**Problem requirements**
Among the lines of the data, copy those that hold "sender".

(Stored data)
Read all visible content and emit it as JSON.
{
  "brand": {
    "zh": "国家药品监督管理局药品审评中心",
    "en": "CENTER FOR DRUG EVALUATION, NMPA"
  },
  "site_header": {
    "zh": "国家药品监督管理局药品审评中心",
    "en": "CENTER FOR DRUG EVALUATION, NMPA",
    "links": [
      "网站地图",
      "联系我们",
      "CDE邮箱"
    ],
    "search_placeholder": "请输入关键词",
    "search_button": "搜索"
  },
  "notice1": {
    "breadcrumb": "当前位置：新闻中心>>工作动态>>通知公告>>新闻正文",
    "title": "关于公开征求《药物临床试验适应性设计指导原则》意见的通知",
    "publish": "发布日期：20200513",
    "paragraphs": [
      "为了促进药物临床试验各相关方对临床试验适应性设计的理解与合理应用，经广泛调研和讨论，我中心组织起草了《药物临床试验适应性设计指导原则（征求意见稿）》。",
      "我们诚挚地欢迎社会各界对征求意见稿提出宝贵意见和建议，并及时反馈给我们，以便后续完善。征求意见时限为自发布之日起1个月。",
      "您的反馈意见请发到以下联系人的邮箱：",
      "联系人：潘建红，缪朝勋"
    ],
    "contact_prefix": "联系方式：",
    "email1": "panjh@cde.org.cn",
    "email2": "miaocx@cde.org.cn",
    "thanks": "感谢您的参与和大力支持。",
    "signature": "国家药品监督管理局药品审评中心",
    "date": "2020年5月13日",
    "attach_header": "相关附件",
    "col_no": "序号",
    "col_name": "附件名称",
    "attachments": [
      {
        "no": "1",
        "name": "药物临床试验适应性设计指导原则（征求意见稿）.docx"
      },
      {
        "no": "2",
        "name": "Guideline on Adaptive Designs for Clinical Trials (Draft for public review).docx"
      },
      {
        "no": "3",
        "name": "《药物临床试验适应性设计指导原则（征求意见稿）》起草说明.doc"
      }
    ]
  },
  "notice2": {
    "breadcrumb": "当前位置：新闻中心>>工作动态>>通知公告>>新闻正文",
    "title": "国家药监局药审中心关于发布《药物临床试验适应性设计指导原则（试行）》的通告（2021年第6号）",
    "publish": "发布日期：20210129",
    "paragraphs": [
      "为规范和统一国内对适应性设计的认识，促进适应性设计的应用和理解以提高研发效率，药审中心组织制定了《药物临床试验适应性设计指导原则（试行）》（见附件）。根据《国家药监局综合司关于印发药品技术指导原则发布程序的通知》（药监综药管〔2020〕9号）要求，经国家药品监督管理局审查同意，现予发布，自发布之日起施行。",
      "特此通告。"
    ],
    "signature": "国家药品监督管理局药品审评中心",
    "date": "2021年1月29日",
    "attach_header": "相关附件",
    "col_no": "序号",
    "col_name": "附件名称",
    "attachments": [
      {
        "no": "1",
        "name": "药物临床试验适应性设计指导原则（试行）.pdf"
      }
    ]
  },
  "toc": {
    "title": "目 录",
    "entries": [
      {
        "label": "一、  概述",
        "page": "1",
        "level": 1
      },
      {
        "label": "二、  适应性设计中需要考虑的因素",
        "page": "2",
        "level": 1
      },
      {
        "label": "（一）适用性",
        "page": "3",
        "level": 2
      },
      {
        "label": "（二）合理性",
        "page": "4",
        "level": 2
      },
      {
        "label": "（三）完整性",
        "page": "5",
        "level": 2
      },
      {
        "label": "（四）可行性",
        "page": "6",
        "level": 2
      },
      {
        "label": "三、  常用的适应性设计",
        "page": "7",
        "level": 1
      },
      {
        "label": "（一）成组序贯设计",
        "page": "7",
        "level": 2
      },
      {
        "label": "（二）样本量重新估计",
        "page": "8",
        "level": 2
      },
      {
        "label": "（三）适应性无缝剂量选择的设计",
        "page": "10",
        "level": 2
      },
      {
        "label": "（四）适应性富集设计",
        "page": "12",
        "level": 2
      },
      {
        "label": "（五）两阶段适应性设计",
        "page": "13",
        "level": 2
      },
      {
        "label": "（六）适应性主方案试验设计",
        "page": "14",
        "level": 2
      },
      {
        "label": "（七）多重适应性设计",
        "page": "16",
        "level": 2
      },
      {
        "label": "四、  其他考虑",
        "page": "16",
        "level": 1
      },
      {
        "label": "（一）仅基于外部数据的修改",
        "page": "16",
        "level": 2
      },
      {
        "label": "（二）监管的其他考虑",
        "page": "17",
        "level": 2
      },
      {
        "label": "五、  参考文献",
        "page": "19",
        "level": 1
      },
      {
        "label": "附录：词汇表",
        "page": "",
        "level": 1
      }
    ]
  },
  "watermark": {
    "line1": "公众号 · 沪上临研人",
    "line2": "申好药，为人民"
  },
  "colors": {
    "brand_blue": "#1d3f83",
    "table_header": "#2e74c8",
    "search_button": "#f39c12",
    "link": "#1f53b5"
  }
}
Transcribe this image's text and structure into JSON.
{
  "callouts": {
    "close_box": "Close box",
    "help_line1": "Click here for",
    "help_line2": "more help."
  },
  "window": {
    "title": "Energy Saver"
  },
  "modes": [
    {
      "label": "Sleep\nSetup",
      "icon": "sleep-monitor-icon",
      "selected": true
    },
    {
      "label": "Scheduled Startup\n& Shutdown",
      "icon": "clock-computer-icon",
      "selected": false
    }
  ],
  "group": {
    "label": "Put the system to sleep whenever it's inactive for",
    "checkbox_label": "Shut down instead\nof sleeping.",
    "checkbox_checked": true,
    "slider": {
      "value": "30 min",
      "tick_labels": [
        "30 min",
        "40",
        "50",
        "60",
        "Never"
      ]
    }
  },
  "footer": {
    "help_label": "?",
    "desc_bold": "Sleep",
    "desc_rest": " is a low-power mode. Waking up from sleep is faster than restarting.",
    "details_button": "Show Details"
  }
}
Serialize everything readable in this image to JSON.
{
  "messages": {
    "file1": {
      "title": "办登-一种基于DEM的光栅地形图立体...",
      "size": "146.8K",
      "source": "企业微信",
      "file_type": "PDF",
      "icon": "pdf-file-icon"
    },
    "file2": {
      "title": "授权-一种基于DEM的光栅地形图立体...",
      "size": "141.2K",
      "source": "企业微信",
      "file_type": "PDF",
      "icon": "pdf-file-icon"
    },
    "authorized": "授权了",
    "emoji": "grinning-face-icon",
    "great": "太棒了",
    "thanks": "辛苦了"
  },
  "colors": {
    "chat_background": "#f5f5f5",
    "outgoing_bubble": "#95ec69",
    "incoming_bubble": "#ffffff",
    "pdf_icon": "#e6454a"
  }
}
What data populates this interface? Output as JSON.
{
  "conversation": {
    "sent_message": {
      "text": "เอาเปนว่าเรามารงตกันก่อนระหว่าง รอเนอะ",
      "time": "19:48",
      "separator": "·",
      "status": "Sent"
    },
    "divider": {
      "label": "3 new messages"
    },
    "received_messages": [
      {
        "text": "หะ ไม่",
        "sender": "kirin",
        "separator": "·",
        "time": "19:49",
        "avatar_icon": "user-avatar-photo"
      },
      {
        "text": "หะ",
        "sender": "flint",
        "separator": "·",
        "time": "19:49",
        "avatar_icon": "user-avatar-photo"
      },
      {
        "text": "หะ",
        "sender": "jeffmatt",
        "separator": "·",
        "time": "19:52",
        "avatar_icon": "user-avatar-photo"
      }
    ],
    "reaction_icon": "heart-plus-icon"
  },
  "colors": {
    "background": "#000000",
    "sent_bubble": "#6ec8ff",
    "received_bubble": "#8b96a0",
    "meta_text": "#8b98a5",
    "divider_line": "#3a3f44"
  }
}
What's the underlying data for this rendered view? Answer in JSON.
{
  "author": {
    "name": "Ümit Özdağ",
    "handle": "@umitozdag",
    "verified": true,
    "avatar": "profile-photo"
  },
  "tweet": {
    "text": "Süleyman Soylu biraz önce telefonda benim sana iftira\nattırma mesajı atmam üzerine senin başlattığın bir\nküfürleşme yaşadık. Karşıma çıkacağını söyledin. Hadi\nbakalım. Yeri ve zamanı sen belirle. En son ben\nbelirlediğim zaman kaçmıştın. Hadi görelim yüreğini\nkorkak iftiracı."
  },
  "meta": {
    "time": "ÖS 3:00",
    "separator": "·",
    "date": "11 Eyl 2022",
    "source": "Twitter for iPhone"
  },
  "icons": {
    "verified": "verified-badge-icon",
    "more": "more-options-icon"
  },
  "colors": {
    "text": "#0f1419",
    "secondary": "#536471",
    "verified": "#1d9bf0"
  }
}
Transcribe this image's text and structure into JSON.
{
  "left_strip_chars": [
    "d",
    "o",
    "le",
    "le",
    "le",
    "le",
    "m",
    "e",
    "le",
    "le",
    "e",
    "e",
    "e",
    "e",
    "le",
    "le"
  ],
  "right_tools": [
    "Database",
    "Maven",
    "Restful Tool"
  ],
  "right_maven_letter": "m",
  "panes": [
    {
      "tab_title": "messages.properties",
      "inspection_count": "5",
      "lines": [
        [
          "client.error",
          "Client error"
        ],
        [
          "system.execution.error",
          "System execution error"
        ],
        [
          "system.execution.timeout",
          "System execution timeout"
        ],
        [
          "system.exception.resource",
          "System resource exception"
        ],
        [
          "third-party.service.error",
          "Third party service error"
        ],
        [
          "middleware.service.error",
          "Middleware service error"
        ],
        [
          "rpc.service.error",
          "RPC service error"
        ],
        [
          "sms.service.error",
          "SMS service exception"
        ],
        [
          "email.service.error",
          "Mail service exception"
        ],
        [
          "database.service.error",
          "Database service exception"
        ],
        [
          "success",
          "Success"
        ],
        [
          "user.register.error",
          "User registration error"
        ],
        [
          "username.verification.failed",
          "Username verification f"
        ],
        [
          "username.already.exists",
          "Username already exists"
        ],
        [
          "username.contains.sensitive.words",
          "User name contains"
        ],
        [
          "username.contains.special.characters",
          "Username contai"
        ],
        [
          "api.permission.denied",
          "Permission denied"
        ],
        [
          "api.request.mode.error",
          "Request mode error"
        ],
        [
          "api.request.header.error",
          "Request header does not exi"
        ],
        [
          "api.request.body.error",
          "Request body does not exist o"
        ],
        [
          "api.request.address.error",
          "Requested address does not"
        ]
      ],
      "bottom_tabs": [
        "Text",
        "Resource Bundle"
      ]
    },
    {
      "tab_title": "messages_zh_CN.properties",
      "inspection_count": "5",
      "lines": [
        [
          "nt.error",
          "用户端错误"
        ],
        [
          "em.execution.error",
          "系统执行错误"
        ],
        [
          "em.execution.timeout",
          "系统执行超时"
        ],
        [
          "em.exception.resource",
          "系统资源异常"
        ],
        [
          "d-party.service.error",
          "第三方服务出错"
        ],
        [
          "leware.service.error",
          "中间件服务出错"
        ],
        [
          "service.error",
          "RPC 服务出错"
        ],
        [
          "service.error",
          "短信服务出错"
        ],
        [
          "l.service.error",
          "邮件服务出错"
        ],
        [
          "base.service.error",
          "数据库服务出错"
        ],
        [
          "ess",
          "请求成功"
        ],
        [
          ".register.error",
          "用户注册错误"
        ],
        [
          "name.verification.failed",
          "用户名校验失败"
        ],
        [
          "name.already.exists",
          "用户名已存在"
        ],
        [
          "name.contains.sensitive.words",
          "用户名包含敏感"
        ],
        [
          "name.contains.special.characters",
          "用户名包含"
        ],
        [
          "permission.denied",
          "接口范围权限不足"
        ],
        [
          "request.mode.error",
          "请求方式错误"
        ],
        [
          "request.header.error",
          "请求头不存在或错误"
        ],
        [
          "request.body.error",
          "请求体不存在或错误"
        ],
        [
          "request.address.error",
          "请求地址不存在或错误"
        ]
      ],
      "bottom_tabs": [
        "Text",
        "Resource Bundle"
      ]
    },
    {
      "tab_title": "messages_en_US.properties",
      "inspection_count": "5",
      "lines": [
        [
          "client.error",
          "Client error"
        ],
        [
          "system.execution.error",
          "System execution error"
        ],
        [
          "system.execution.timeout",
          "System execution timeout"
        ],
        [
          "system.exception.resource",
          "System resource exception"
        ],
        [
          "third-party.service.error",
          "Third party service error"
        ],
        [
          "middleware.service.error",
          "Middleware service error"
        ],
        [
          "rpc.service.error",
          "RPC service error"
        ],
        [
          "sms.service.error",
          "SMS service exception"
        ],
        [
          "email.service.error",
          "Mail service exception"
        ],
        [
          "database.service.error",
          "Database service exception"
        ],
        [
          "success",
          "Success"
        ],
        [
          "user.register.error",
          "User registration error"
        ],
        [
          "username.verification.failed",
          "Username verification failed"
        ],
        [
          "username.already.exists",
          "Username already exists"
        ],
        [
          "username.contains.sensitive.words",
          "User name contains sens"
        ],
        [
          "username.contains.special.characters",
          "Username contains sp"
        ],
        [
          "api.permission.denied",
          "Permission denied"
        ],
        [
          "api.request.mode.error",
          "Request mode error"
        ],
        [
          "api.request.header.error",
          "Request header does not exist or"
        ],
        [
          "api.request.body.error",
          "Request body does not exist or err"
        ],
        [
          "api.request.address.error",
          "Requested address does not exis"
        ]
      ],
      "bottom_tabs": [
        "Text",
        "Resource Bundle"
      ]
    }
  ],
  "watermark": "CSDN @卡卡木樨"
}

**Result below**
        "sender": "kirin",
        "sender": "flint",
        "sender": "jeffmatt",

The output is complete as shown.